Work to be completed
Beneath this task are records; tally the lines in them that contain "washing" and report only the number.
(Exercise input begins)
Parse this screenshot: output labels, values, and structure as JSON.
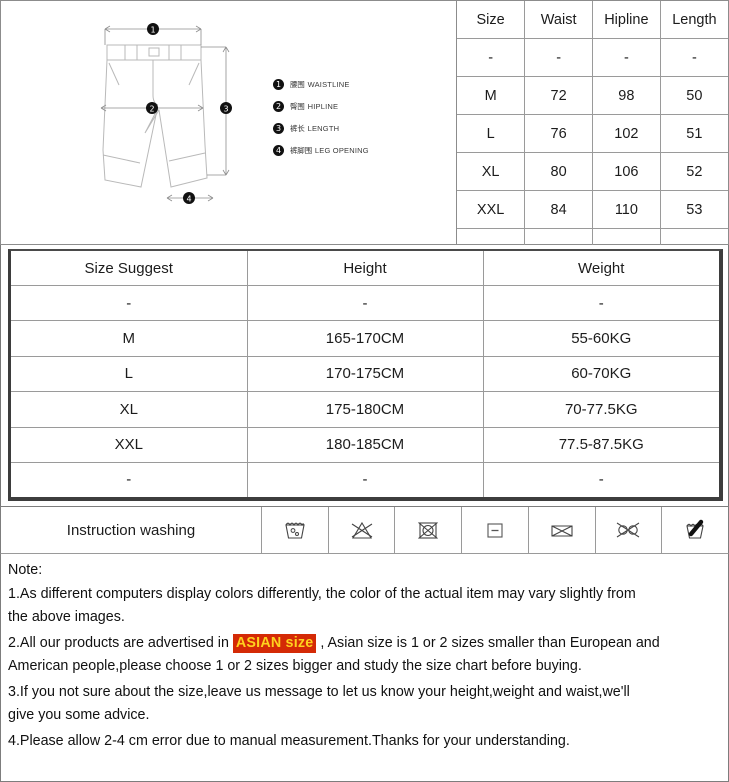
{
  "diagram": {
    "alt": "mens shorts technical drawing with numbered measurement callouts",
    "markers": [
      "1",
      "2",
      "3",
      "4"
    ],
    "legend": [
      {
        "num": "1",
        "cn": "腰围",
        "en": "WAISTLINE"
      },
      {
        "num": "2",
        "cn": "臀围",
        "en": "HIPLINE"
      },
      {
        "num": "3",
        "cn": "裤长",
        "en": "LENGTH"
      },
      {
        "num": "4",
        "cn": "裤脚围",
        "en": "LEG OPENING"
      }
    ]
  },
  "size_table": {
    "headers": [
      "Size",
      "Waist",
      "Hipline",
      "Length"
    ],
    "rows": [
      [
        "-",
        "-",
        "-",
        "-"
      ],
      [
        "M",
        "72",
        "98",
        "50"
      ],
      [
        "L",
        "76",
        "102",
        "51"
      ],
      [
        "XL",
        "80",
        "106",
        "52"
      ],
      [
        "XXL",
        "84",
        "110",
        "53"
      ],
      [
        "-",
        "-",
        "-",
        "-"
      ]
    ]
  },
  "suggest_table": {
    "headers": [
      "Size Suggest",
      "Height",
      "Weight"
    ],
    "rows": [
      [
        "-",
        "-",
        "-"
      ],
      [
        "M",
        "165-170CM",
        "55-60KG"
      ],
      [
        "L",
        "170-175CM",
        "60-70KG"
      ],
      [
        "XL",
        "175-180CM",
        "70-77.5KG"
      ],
      [
        "XXL",
        "180-185CM",
        "77.5-87.5KG"
      ],
      [
        "-",
        "-",
        "-"
      ]
    ]
  },
  "washing": {
    "label": "Instruction washing",
    "icons": [
      "hand-wash-icon",
      "do-not-bleach-icon",
      "do-not-tumble-dry-icon",
      "dry-flat-icon",
      "do-not-iron-icon",
      "do-not-dry-clean-icon",
      "do-not-wring-icon"
    ]
  },
  "note": {
    "title": "Note:",
    "line1a": "1.As different computers display colors differently, the color of the actual item may vary slightly from",
    "line1b": "the above images.",
    "line2a": "2.All our products are advertised in ",
    "line2_highlight": "ASIAN size",
    "line2b": " , Asian size is 1 or 2 sizes smaller than European and",
    "line2c": "American people,please choose 1 or 2 sizes bigger and study the size chart before buying.",
    "line3a": "3.If you not sure about the size,leave us message to let us know your height,weight and waist,we'll",
    "line3b": "give you some advice.",
    "line4": "4.Please allow 2-4 cm error due to manual measurement.Thanks for your understanding."
  },
  "colors": {
    "highlight_bg": "#d42a06",
    "highlight_fg": "#ffd21e",
    "border": "#8c8c8c",
    "heavy_border": "#3d3d3d"
  }
}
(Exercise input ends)
Response to the task
2